**RECORD EXTRACTS**
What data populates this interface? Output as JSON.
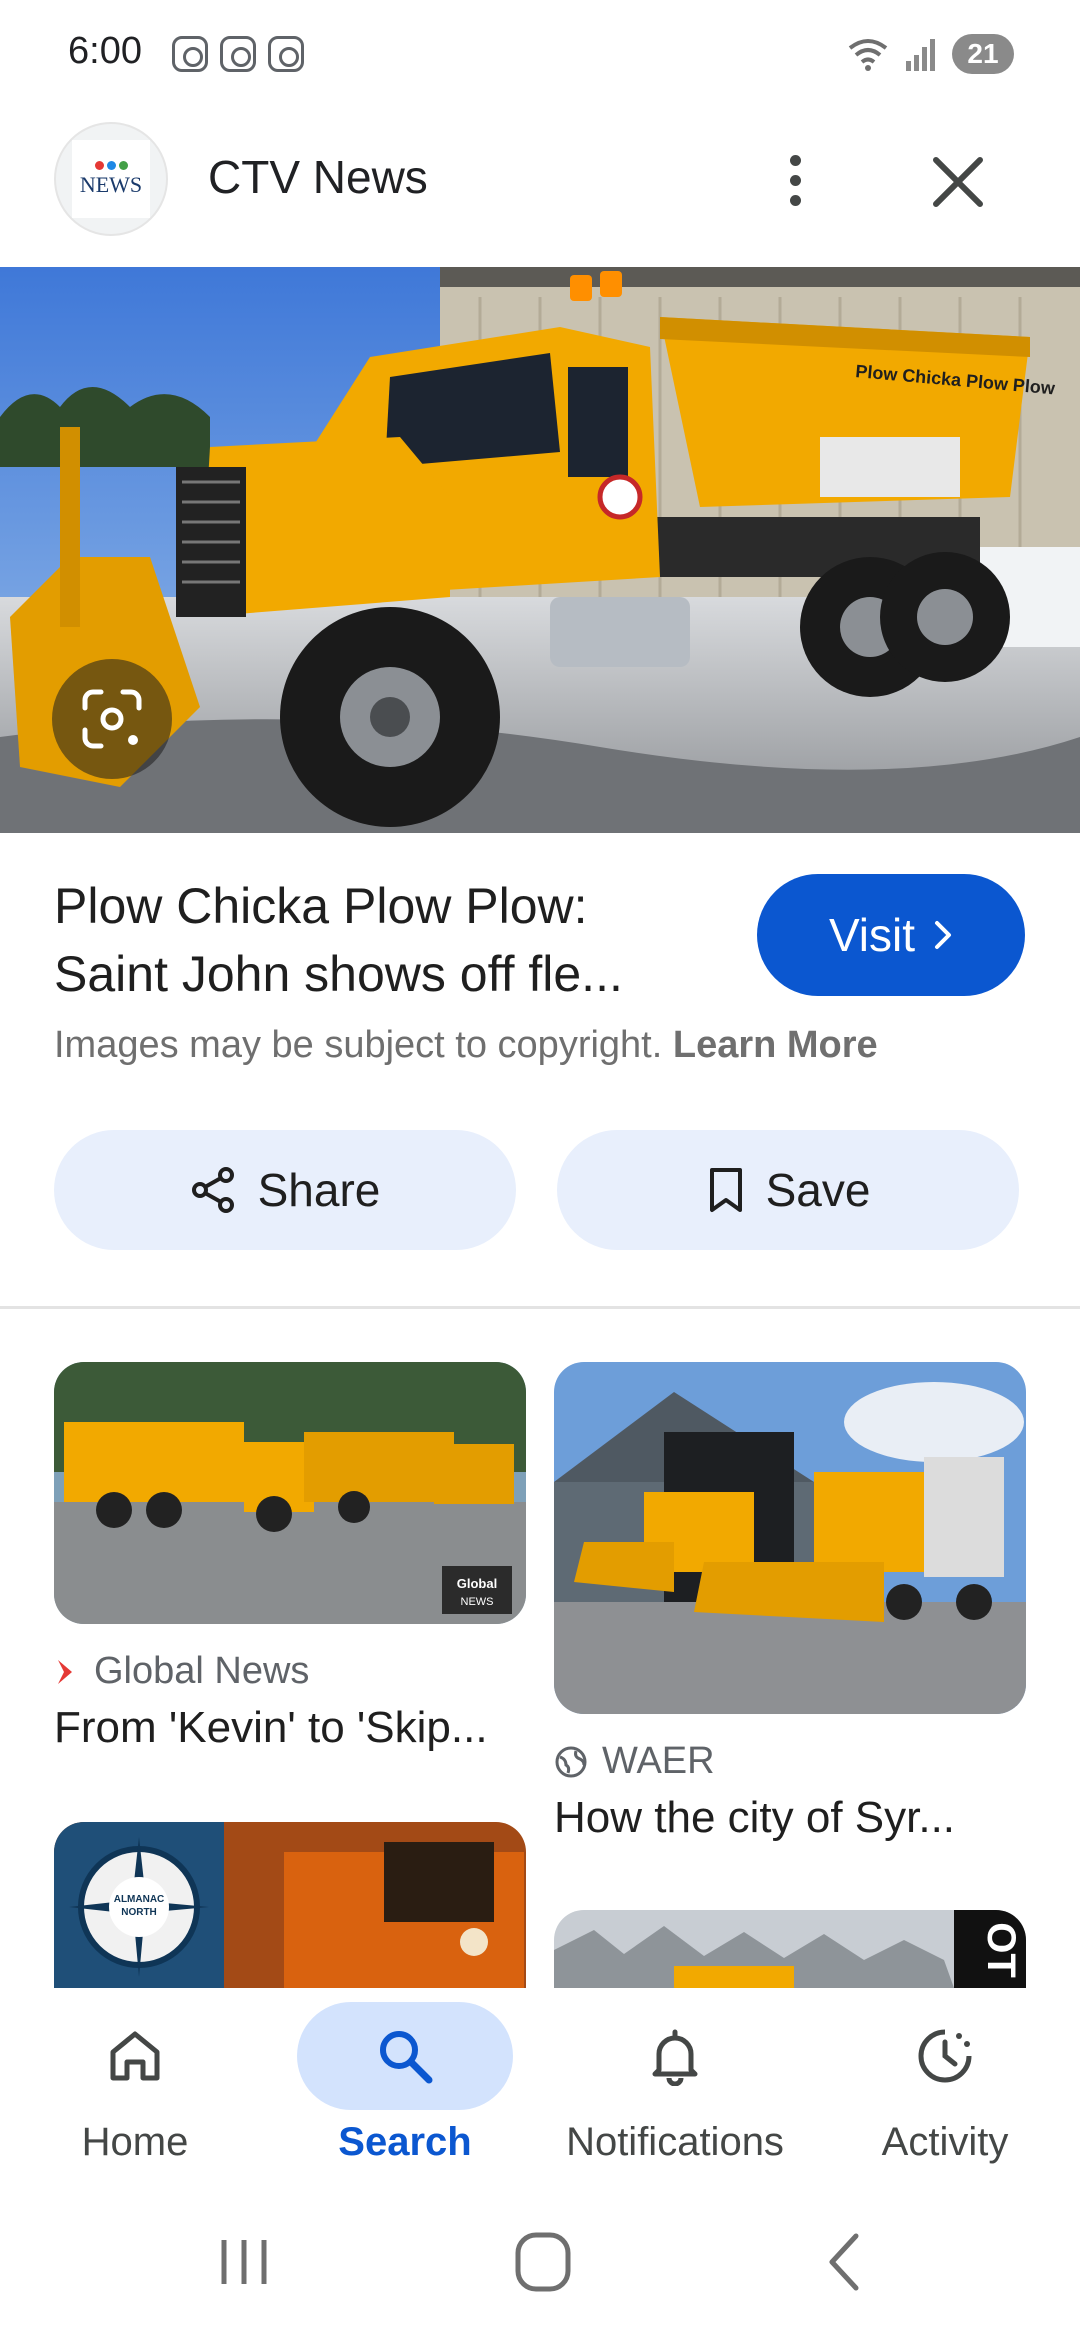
{
  "status_bar": {
    "time": "6:00",
    "battery_level": "21",
    "icons": [
      "instagram-icon",
      "screenshot-icon",
      "instagram-icon",
      "wifi-icon",
      "signal-icon"
    ]
  },
  "header": {
    "source_name": "CTV News",
    "logo_text": "NEWS",
    "more_icon": "more-vert-icon",
    "close_icon": "close-icon"
  },
  "main_image": {
    "truck_text": "Plow Chicka Plow Plow",
    "lens_icon": "google-lens-icon"
  },
  "result": {
    "title": "Plow Chicka Plow Plow: Saint John shows off fle...",
    "visit_label": "Visit",
    "copyright_text": "Images may be subject to copyright.",
    "learn_more": "Learn More"
  },
  "actions": {
    "share_label": "Share",
    "save_label": "Save"
  },
  "related": [
    {
      "source": "Global News",
      "caption": "From 'Kevin' to 'Skip...",
      "watermark": "Global NEWS"
    },
    {
      "source": "WAER",
      "caption": "How the city of Syr..."
    },
    {
      "badge": "ALMANAC NORTH"
    },
    {
      "badge": "OT"
    }
  ],
  "bottom_nav": [
    {
      "label": "Home",
      "icon": "home-icon",
      "active": false
    },
    {
      "label": "Search",
      "icon": "search-icon",
      "active": true
    },
    {
      "label": "Notifications",
      "icon": "bell-icon",
      "active": false
    },
    {
      "label": "Activity",
      "icon": "activity-icon",
      "active": false
    }
  ],
  "colors": {
    "accent": "#0b57d0",
    "action_bg": "#e8effc",
    "nav_active_bg": "#d3e3fd",
    "truck_yellow": "#f2a900"
  }
}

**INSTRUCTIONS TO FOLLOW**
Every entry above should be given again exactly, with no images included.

**EXERCISE RESULT**
What data populates this interface? Output as JSON.
{
  "status_bar": {
    "time": "6:00",
    "battery_level": "21",
    "icons": [
      "instagram-icon",
      "screenshot-icon",
      "instagram-icon",
      "wifi-icon",
      "signal-icon"
    ]
  },
  "header": {
    "source_name": "CTV News",
    "logo_text": "NEWS",
    "more_icon": "more-vert-icon",
    "close_icon": "close-icon"
  },
  "main_image": {
    "truck_text": "Plow Chicka Plow Plow",
    "lens_icon": "google-lens-icon"
  },
  "result": {
    "title": "Plow Chicka Plow Plow: Saint John shows off fle...",
    "visit_label": "Visit",
    "copyright_text": "Images may be subject to copyright.",
    "learn_more": "Learn More"
  },
  "actions": {
    "share_label": "Share",
    "save_label": "Save"
  },
  "related": [
    {
      "source": "Global News",
      "caption": "From 'Kevin' to 'Skip...",
      "watermark": "Global NEWS"
    },
    {
      "source": "WAER",
      "caption": "How the city of Syr..."
    },
    {
      "badge": "ALMANAC NORTH"
    },
    {
      "badge": "OT"
    }
  ],
  "bottom_nav": [
    {
      "label": "Home",
      "icon": "home-icon",
      "active": false
    },
    {
      "label": "Search",
      "icon": "search-icon",
      "active": true
    },
    {
      "label": "Notifications",
      "icon": "bell-icon",
      "active": false
    },
    {
      "label": "Activity",
      "icon": "activity-icon",
      "active": false
    }
  ],
  "colors": {
    "accent": "#0b57d0",
    "action_bg": "#e8effc",
    "nav_active_bg": "#d3e3fd",
    "truck_yellow": "#f2a900"
  }
}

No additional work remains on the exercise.